Check every line of the data below for the word "일치하지", then give only the number of lines that have it.

***** EXTRACTED RECORDS

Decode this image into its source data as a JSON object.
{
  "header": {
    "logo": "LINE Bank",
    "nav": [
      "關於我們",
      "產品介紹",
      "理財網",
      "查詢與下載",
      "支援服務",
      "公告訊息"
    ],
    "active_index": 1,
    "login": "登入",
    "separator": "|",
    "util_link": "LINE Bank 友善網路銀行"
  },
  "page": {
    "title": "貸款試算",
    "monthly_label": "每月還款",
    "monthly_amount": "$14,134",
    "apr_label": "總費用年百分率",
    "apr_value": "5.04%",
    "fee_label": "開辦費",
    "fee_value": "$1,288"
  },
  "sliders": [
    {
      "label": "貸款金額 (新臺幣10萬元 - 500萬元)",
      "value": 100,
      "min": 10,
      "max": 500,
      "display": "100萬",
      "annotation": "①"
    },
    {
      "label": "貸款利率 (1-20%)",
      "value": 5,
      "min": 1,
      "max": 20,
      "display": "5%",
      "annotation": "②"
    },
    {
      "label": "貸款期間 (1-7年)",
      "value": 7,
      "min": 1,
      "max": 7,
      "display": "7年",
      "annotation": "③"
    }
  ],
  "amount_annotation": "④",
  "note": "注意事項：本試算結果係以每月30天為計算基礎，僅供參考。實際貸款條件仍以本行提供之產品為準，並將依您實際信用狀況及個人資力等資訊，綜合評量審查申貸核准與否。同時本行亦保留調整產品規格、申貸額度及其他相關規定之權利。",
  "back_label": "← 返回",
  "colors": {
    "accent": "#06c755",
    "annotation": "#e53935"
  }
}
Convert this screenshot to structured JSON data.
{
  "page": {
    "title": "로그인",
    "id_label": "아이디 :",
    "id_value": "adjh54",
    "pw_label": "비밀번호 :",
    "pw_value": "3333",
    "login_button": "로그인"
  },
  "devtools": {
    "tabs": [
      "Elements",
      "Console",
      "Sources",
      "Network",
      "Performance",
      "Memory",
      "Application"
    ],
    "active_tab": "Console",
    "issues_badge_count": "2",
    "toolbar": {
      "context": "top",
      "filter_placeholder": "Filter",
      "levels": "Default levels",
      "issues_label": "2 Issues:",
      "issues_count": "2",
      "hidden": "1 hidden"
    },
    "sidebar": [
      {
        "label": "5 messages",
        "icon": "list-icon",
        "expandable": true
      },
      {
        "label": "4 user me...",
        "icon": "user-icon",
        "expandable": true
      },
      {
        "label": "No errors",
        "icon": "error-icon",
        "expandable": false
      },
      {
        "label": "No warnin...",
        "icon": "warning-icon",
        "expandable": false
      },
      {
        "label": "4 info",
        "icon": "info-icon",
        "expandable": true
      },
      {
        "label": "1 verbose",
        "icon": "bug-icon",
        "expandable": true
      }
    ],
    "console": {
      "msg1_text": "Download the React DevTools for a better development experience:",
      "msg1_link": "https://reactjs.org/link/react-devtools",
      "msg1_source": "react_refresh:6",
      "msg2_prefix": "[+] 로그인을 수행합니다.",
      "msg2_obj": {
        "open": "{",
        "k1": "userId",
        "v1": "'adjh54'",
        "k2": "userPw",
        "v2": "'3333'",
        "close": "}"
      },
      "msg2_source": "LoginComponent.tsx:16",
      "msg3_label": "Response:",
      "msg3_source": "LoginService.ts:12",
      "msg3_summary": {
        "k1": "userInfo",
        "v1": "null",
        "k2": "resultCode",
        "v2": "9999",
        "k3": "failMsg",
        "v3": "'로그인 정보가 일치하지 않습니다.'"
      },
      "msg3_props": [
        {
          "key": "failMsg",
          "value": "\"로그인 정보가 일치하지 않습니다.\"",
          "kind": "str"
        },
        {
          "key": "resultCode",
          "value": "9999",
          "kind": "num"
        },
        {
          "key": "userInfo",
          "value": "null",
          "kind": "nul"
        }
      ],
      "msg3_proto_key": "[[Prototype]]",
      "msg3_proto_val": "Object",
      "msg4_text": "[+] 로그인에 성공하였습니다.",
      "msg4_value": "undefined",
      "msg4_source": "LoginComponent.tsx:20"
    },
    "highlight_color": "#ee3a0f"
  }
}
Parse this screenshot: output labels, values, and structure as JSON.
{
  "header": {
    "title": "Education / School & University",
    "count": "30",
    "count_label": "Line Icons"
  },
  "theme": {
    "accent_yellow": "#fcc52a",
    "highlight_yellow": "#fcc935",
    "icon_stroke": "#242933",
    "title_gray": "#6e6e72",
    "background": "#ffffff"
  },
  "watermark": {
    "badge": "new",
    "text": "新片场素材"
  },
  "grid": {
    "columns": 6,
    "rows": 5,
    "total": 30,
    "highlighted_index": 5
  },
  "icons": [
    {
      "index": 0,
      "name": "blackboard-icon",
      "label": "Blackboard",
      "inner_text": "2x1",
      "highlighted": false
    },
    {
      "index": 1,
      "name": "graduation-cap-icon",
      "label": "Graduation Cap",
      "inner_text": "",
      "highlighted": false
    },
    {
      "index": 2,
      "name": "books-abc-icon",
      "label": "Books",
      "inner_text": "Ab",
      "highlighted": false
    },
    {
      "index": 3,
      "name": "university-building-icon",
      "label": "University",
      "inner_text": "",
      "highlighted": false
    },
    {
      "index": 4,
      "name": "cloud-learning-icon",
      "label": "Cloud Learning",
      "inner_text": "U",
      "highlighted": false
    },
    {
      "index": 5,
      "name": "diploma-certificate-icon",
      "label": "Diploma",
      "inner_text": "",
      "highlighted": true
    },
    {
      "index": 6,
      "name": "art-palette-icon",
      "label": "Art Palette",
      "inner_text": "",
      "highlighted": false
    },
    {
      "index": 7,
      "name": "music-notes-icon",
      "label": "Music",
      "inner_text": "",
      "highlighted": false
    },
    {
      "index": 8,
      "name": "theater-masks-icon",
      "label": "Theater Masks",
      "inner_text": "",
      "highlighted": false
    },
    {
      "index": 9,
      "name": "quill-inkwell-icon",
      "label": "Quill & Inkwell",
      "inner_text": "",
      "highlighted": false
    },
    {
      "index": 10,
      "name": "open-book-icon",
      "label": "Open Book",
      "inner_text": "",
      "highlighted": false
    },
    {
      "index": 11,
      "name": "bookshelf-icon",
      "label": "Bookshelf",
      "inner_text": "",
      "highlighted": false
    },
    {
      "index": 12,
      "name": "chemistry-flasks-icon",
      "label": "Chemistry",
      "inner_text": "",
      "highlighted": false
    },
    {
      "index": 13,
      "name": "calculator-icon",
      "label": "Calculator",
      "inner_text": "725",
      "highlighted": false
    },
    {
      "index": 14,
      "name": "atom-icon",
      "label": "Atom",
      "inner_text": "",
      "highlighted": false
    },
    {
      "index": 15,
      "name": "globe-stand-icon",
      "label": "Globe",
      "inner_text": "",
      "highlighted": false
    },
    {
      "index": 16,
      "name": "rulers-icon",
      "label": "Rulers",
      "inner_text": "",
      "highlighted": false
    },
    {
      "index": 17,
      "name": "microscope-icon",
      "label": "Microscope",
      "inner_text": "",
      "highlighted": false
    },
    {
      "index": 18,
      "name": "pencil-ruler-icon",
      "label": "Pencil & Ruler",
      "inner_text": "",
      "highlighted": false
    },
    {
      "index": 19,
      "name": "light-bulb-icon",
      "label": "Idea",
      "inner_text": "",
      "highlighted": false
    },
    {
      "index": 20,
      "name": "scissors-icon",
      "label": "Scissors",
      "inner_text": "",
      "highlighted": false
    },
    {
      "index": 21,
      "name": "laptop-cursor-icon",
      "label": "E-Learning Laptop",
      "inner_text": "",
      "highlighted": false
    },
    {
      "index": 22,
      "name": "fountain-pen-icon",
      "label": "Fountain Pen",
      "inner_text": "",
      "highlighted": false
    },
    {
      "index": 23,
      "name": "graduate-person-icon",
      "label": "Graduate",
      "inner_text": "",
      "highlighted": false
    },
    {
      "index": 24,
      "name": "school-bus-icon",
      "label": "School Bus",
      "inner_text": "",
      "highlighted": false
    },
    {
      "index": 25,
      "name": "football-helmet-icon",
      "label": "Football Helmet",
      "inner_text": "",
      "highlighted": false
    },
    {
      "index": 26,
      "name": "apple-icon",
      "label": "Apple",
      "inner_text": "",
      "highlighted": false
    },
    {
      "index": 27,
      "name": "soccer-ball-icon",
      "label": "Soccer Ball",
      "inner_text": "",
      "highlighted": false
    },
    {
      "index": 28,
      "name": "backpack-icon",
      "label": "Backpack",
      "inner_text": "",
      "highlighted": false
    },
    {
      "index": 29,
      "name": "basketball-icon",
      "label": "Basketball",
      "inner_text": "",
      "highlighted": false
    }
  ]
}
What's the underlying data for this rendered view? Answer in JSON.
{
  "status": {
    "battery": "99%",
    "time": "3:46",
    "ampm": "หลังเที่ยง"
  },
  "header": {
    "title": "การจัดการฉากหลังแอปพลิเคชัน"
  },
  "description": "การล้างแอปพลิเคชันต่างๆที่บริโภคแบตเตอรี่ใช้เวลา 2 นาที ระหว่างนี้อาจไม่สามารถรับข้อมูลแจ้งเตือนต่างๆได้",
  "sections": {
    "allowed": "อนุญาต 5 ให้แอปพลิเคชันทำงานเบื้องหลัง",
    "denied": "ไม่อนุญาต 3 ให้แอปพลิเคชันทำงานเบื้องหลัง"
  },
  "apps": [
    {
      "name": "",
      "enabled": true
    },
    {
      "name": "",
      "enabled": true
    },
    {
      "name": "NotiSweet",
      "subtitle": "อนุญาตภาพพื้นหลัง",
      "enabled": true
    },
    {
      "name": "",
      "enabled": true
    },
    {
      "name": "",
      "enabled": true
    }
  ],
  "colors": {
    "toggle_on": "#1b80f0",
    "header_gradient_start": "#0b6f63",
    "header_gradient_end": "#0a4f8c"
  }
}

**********

RESPONSE TO THIS TASK:
2